Remember when everyone was so excited about PlayStation 3? Doesn’t that seem like only yesterday? Now, PlayStation 4 is being rolled out, and everyone who bought the Super Slim PS3 in 2012 is already feeling like they got taken.
Well, we’ve brought this on ourselves, frankly. Our fascination for the latest “thing” has encouraged technological development that was neither needed nor really wanted, and like the sheep we are, we’ll buy the newest console regardless of whatever glitches it may contain, simply because we can’t bear to be the last kids on the block without the flyest gadgetry.
So, like the new PlayStation console, geeks are frothing at the mouth about the evolution of “CSS4,” even though CSS3 isn’t entirely supported.
Why on earth do developers get so excited about the vaguest hint of the introduction of new protocols, languages, modules and platforms? Why can’t everyone just relax, and actually learn the finer points of CSS3, the language that we’re only now just barely beginning to integrate?
About this CSS4 classification business: because Cascading Style Sheet language is a series of independent modules, some developed after the CSS2.1 incarnation, the latest evolution can’t strictly be called “CSS4,” since the modules haven’t been along for the ride long enough to technically qualify as being in the fourth level of development, nor will all of the modules be leveled up. CSS language doesn’t have a uniform spec.
So, why the development brouhaha? We don’t really know, frankly.
The third incarnation of CSS, as we’ve said, is not yet fully supported. The latest incarnation of the selector 4 editor’s draft specifies that it’s a mere editor’s draft; that the contents may be updated and altered at any time and that the information is meant to be used as a reference point in discussions, and not to be cited as a worked out plan.
So, naturally everyone ignored that edict and decided that CSS4 was more or less already upon us. It isn’t.
CSS Level 3 Is Fine, for Now

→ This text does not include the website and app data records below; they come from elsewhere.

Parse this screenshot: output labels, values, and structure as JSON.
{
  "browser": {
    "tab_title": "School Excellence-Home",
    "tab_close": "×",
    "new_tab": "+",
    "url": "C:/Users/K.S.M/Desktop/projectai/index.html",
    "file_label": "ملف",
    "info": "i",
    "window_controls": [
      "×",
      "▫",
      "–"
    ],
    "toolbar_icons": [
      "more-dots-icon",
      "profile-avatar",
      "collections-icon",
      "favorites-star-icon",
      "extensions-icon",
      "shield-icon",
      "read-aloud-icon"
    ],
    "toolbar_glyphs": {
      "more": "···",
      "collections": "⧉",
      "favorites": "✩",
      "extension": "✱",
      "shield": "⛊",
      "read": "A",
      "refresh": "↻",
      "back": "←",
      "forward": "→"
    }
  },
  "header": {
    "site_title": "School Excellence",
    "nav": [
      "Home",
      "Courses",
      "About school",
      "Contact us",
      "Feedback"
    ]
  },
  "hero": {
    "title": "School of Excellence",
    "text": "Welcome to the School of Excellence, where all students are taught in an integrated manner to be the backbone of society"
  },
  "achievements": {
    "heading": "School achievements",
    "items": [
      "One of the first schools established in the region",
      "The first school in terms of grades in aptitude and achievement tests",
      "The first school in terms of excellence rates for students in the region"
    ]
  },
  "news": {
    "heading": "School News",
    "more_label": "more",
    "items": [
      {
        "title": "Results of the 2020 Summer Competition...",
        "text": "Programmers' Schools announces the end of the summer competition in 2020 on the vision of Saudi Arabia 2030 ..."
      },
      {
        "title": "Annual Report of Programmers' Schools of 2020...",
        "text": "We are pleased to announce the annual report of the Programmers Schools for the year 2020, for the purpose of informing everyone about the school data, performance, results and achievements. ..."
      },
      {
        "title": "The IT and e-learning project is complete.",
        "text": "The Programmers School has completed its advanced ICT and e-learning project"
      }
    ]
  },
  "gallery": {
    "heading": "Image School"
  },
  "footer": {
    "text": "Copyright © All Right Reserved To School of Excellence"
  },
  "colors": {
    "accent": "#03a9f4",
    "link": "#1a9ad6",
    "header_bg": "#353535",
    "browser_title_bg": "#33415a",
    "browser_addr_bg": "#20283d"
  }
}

We don’t want to suggest that these developments aren’t important; if you’re devoting your career to Web design, it’s mandatory that you maintain industry awareness. Attend those conferences! Read those publications! Comment on those blogs! Keep your tools sharp, but remember: you’re in this game to make money. Since you’re going to be designing websites for clients, most of whom don’t know CSS from the CIA, you’re going to want those sites to be compatible with as many browsers as possible. What’s the point of designing a dazzling website that can only be truly appreciated on Opera 12?
Most Web designers’ clients are not tremendously savvy when it comes to the finer points of site elements. When it comes to site navigation, most people want what they’re used to, despite how much as we may want to design something truly dazzling and cutting edge. If your client’s customers just want to get on and get off the site as fast as possible, your stunning and sophisticated work might cost your client revenue. This means, as exciting as the new CSS levels are, we will still have to wait quite a while before incorporating them into your projects so that you can be sure that they will be properly supported.
So, what have we learned today? We learned that, much to our shame, we’ll still be dragging out our sleeping bags and tents on November 14th when PS4 is officially retailed. We learned that CSS4 isn’t really CSS4, but the latest level of some (not all) of the independent modules. We learned that if we seriously heeded the whispers of every single innovation, we’d never fully appreciate the functionality of the technology that is actually available. Lastly, we learned that if the dental office’s website you designed doesn’t operate properly on Chrome or Safari or Mozilla etc., you’ve created a lot more work for yourself.